INCREASING READING PROFICIENCY OUTCOMES TO CREATE ACADEMIC AND LIFELONG SUCCESS
The Literacy Project addresses a serious educational need in the Northern Nevada K-12 community. Low-income students lack access to books that they find engaging, culturally relevant, and at their respective reading levels. Further, educators are unable to provide their students with books they request because of the unsustainable high out-of-pocket costs required to purchase book sets that public funding fails to cover. There is a pressing and immediate need in Northern Nevada for access to books that will both instill in students a love of reading, help nourish their literacy skills, and give them a solid foundation to be a successful student and adult.
THE COST TO NEVADA'S STUDENTS
In the last decade, low-income students have increasingly become residentially isolated from bookstores, libraries and services that provide print resources.  Scholars have termed this a "book desert."  Additionally, research has found that only 1 in 300 low-income students own a personal book.  According to Reading is Fundamental, the largest non-profit children's literacy organization in the United States, a large percentage of the books that students do have access to through school libraries fail to represent their racial, cultural, and linguistic lives.  In fact, only 37% of students graduating from high school in the United States graduate at or above reading proficiency. 
In Washoe County, 47.7% of elementary students, 50.6% of middle school students, and 46.7% of high school students are proficient in reading.  Across Nevada, 69% of fourth graders are not reading at a proficient level.  These statistics are even starker for children of color. In Nevada in 2019, black students had an average reading score that was 30 points lower than that of white students.  Hispanic students had an average score that was 27 points lower than that of white students.  Further, students eligible for free and reduced lunch had an average reading score that was 21 points lower than that for students not on free and reduced lunch. 
Access to print resources and
increasing the scholarly culture
Low-income children rarely have access to books outside of school libraries.  They do not own books because books are a luxury item - hardback books cost an average of $10-$15. Further, many children do not have the resources to get to a bookstore or public library.
Clearly, Nevada faces a pressing need that must be addressed through thoughtful attention to individual student needs. This is especially the case when it is well established that reading not only increases success in language arts, but also has a direct impact on whether a student has the tools to succeed in STEM areas. We know that the more books a student is exposed to, that exposure increases the "scholarly culture" of that child's life and contributes dramatically to academic success.

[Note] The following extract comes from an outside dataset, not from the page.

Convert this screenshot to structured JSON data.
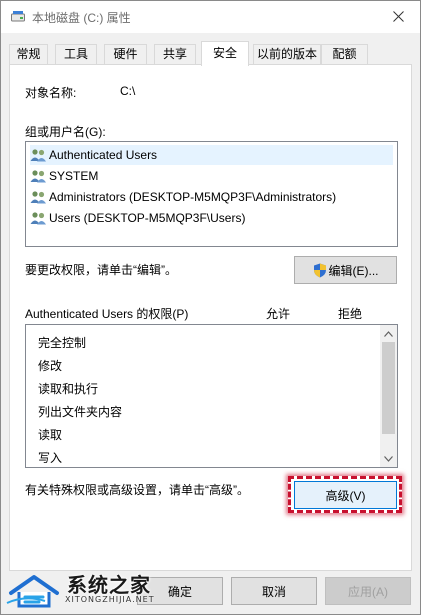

One of the most effective ways to increase a student's academic success is through literacy success. The Literacy Project provides books that teachers and students specifically request, because we believe that in order to succeed and develop a love of reading, our students must have books that are relevant to their lives. This means providing the most diverse and culturally relevant material to our students.
THE COST TO OUR TEACHERS
Our teachers know more than anyone that increased literacy rates contribute to a student's academic success. Often, however, our teachers struggle to address those needs by coming out of pocket to fill a gap unaddressed by public funding. Teachers know that having classroom libraries and increasing student access to books through book study lesson plans, silent reading, or group read-alongs, increases classroom confidence, pride, and collaboration.
However, funding classroom libraries and conducting book studies are expensive endeavors. In Nevada, our teachers spend approximately $534 out of pocket each year on supplies. Yet, they may only take a $250 tax deduction per year on supplies. To obtain these books, teachers are increasingly turning to crowdfunding, such as Kickstarter or Donor's Choose (a website specifically for teachers). Crowdfunding takes time, effort, and connections - time, effort, and energy that teachers should not be spending, and which should be going toward teaching and inspiring our students.
The Literacy Project provides books to your students that they specifically want at no cost to the teachers or parents. We do this by donating new classroom sets of books, classroom library makeovers, and by fulfilling individual book requests to qualifying students.
If you are an educator or mentor interested in receiving a book donation, please click the below button.
If you would like to donate, please click the below button.